● Prompt:
Only a number is wanted here: the count of lines in the data below where the string "arrow" occurs.

Collected data

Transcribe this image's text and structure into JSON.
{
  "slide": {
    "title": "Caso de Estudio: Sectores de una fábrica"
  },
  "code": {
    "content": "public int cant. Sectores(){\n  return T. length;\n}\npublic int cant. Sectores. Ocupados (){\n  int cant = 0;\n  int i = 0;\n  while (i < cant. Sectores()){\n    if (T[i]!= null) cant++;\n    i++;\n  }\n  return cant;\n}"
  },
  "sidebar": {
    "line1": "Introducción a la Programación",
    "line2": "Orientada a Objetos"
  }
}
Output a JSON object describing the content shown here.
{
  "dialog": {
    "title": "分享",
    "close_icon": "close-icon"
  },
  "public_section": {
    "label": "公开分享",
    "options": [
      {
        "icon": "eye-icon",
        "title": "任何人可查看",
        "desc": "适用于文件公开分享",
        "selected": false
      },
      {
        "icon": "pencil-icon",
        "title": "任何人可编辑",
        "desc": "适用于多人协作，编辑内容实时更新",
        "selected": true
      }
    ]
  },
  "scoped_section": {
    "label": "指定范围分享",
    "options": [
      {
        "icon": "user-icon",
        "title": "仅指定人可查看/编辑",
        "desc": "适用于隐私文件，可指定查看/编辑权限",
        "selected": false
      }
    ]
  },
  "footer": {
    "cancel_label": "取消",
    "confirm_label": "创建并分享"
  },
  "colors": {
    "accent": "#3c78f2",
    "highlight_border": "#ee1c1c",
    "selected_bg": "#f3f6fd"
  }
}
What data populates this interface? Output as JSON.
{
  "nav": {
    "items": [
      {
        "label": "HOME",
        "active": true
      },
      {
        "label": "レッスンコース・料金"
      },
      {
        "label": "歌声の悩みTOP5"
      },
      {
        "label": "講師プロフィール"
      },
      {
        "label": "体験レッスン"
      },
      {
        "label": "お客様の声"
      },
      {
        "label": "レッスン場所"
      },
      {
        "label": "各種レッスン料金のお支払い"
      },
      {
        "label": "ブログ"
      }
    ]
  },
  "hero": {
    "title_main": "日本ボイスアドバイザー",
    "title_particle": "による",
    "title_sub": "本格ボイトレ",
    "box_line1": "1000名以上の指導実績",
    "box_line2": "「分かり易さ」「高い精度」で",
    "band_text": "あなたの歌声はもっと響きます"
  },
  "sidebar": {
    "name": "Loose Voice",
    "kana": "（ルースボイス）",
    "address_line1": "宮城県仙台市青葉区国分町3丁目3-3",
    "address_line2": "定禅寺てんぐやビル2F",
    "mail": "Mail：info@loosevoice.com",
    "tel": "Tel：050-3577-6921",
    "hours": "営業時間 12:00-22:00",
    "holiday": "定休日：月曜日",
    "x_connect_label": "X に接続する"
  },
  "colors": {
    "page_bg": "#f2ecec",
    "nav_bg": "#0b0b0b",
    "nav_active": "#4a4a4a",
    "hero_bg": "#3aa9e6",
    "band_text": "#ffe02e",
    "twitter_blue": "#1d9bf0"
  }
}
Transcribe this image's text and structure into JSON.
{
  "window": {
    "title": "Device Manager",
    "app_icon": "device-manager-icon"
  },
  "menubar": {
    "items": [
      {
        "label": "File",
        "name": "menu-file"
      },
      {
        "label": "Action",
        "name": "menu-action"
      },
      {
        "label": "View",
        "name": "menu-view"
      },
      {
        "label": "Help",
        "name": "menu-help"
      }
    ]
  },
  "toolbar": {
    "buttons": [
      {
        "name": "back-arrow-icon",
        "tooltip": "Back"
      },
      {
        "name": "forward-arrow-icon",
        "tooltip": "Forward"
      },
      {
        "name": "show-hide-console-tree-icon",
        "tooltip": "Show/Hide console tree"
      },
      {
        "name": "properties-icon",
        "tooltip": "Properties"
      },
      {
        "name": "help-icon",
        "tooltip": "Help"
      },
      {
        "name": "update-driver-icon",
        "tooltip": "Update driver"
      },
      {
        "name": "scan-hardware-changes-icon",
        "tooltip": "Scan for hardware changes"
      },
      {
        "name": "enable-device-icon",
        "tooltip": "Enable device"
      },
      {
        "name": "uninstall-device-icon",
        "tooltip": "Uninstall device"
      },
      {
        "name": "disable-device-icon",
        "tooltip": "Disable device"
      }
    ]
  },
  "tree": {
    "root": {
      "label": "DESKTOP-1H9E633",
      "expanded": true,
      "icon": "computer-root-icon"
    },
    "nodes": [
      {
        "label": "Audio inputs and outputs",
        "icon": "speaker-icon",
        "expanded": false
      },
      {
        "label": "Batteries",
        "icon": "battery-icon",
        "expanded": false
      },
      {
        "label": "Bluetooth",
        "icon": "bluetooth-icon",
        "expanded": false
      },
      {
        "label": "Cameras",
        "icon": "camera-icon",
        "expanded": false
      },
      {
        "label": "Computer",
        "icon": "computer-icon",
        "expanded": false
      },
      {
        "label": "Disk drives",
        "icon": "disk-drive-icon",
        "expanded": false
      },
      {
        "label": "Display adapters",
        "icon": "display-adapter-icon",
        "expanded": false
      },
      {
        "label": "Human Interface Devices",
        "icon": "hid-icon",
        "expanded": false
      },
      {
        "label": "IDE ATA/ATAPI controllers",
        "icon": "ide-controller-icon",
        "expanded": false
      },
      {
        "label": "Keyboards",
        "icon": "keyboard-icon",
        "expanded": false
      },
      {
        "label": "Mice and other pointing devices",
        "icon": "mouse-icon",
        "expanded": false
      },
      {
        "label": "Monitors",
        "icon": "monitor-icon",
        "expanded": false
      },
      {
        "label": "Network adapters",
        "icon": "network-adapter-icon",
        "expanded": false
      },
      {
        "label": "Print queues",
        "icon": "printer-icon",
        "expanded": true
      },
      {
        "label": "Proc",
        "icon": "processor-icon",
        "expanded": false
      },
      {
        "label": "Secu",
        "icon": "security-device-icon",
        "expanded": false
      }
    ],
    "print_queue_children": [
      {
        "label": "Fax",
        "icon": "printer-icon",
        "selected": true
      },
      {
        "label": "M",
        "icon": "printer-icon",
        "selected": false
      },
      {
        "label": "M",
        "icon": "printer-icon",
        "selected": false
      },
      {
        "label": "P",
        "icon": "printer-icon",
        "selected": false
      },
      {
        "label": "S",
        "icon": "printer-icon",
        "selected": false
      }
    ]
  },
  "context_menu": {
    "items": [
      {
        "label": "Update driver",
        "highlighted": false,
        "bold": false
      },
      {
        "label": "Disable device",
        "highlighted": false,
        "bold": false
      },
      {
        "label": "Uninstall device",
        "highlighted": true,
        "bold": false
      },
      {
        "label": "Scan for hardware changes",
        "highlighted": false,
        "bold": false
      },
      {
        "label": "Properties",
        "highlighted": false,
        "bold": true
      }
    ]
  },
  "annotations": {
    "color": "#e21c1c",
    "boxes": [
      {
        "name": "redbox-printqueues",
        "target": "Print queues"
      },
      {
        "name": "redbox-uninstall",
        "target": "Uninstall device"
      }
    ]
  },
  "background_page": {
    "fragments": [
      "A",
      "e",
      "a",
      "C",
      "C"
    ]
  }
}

● Answer to this problem:
2